Mobile phone apps remained the most common way that men met male sex partners, reported by 44% in 2018.

– The proportion of men with regular male partners reporting condomless anal intercourse with those partners (CAIR) increased from 55% in 2011 to 65% in 2018.

– The proportion of men with casual male partners reporting condomless anal intercourse with those partners (CAIC) increased from 38% in 2011 to 51% in 2018.

– Most of the recent increase in CAIC appears to be attributable to the growing proportion of HIV-negative men using pre-exposure prophylaxis (PrEP).

STI testing among HIV-negative men has remained stable over time, with 74% reporting any STI test in the year prior to the 2018 survey. The proportion of HIV-positive men reporting any STI test in the previous year decreased from 91% in 2011 to 72% in 2018.

Use of PrEP increased between 2014 and 2018 from 1% to 16% of non-HIV-positive men.

Healthcare workers living with HIV have different motivations for disclosing/concealing their status

nam/aidsmap, 10 November 2017

Nurses and other healthcare workers who are living with HIV have mixed reactions when they mention their HIV status to colleagues, according to a small Dutch study reported in the November/December issue of the Journal of the Association of Nurses in AIDS Care. 

Some healthcare workers disclosed because they expected a positive reaction or they felt the need to share a secret. Others concealed their HIV status because they feared a negative reaction or did not believe that disclosure was relevant or necessary.

HIV testing videos aimed at multicultural communities in SA

PEACE Multicultural Services, December 2016

Three new campaign videos have been made especially by and for people from culturally and linguistically diverse (CALD) backgrounds.

They provide a positive spin on knowing your HIV status, whatever it may be. The theme is Get Tested, Get Treated, Live Longer.

“Testing is the key to a healthy journey, and it is important for everyone to get tested for HIV. Knowing your HIV status gives you peace of mind and the opportunity to start treatment early if needed. Testing in South Australia is easy, free, fast and confidential.

Contact PEACE Multicultural Services on 8245 8100 for further information and support.
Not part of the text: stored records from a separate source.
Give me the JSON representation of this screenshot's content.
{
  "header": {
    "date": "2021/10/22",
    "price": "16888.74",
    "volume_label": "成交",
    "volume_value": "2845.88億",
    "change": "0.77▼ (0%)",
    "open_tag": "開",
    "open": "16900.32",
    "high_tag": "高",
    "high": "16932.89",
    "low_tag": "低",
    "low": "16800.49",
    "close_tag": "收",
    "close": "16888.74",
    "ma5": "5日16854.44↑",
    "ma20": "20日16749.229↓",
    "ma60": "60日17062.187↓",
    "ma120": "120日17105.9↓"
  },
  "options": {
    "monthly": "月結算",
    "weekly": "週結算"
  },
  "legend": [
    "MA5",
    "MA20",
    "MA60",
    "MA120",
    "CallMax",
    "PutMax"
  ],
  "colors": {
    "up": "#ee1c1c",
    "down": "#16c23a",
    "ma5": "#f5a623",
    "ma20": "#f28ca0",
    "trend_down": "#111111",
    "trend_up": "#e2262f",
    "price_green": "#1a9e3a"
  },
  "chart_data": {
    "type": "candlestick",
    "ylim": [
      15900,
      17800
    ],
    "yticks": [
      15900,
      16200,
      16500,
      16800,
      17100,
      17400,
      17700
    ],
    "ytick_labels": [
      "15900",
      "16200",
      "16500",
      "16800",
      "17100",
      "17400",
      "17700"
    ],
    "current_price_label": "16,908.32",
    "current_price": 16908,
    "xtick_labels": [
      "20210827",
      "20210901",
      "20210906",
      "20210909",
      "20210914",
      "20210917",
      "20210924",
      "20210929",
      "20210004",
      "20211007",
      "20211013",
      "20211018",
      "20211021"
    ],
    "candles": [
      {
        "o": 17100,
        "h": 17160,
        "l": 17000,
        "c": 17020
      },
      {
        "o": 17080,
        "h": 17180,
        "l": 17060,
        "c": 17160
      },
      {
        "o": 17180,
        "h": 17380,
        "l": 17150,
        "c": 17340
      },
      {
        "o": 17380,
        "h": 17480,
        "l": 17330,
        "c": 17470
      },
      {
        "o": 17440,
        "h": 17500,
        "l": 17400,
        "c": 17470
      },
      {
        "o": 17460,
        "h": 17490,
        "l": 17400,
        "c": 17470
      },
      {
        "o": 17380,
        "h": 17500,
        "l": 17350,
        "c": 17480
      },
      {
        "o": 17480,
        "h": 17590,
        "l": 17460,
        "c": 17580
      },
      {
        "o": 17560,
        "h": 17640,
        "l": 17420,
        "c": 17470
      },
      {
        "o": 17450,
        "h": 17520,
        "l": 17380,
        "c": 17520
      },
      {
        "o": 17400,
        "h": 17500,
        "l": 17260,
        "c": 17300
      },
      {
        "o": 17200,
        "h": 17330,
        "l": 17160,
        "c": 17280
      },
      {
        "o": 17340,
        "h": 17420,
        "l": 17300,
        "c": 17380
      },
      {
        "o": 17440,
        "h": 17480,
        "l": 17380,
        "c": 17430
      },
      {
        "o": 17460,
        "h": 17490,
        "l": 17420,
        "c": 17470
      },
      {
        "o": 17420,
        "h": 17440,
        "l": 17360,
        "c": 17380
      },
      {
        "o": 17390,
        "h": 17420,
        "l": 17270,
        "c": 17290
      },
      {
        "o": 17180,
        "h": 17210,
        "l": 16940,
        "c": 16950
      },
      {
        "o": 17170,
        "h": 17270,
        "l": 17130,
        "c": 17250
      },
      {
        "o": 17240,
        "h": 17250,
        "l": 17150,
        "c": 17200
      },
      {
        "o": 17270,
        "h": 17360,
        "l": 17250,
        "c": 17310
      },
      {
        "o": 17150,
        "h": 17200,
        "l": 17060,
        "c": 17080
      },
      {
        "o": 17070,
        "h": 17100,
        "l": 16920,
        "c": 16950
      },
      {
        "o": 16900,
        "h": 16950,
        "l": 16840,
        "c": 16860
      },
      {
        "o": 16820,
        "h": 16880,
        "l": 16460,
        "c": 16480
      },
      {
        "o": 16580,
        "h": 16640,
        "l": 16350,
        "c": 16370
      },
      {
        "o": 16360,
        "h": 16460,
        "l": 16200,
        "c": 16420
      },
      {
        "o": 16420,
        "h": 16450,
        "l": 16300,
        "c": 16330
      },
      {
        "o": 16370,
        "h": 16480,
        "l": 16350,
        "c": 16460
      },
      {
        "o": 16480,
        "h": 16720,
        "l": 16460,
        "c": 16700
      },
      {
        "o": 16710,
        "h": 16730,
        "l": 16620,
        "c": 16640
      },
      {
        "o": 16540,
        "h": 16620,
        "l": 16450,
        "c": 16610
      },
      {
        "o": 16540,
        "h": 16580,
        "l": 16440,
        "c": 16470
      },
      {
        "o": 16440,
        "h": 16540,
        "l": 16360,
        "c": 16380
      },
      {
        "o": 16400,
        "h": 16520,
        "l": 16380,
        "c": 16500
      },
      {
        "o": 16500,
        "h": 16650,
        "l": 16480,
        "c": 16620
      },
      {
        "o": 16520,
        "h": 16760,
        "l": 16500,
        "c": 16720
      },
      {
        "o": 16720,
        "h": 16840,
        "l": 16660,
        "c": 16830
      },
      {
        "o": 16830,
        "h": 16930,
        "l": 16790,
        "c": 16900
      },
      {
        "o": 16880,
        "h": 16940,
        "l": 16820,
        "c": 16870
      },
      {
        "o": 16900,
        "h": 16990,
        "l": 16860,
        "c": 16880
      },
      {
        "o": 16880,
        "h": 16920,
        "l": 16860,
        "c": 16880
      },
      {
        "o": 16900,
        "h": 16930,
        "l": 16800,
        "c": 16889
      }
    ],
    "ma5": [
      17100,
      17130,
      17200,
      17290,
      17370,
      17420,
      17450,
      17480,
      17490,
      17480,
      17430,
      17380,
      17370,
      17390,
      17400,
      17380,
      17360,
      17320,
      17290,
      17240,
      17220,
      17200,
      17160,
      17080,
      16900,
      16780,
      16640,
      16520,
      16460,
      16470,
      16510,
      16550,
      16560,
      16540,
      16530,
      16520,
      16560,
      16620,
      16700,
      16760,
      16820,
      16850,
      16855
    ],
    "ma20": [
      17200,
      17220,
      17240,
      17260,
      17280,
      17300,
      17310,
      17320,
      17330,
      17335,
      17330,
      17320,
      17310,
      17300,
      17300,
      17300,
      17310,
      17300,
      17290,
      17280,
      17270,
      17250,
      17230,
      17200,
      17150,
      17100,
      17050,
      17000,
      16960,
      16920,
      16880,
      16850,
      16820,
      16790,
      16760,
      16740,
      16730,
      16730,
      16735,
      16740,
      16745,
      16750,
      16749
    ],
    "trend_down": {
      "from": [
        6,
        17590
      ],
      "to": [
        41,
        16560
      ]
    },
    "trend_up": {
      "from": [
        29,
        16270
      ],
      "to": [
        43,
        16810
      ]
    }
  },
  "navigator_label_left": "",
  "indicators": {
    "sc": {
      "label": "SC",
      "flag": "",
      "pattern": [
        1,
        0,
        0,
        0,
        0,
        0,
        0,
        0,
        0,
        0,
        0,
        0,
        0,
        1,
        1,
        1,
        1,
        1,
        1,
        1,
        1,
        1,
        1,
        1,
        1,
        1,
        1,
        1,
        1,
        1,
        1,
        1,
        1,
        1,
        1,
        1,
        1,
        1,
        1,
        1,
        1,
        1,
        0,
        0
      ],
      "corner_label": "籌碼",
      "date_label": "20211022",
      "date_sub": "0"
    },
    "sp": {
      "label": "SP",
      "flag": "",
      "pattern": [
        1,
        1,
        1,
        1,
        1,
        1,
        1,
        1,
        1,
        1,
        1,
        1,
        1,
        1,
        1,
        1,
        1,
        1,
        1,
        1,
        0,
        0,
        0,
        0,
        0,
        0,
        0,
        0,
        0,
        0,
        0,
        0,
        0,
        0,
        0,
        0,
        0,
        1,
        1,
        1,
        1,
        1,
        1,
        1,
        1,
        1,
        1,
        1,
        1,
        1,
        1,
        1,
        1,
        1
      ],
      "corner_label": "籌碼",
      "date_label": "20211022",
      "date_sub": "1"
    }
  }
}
Together we can make a positive change.”

Criminal laws on HIV transmission make little difference to sexual behaviour – or may make condomless sex more likely

nam, aidsmap 01 February 2016

A study comparing the sexual behaviour of American gay men living in states with or without laws that criminalise HIV transmission has found very little variation by state, suggesting that legislation has minimal impact on public health.

Or the law may be counter-productive – men who believed they lived in a state which criminalised HIV transmission were slightly more likely to have sex without a condom, the researchers report in AIDS & Behavior.

Read more here

 

The health effects of homophobia

Yale News, June 8, 2015

Gay and bisexual men living in European countries with strong attitudes and policies against homosexuality are far less likely to use HIV-prevention services, test for HIV, and discuss their sexuality with health providers, according to research led by Yale School of Public Healt.

Read more here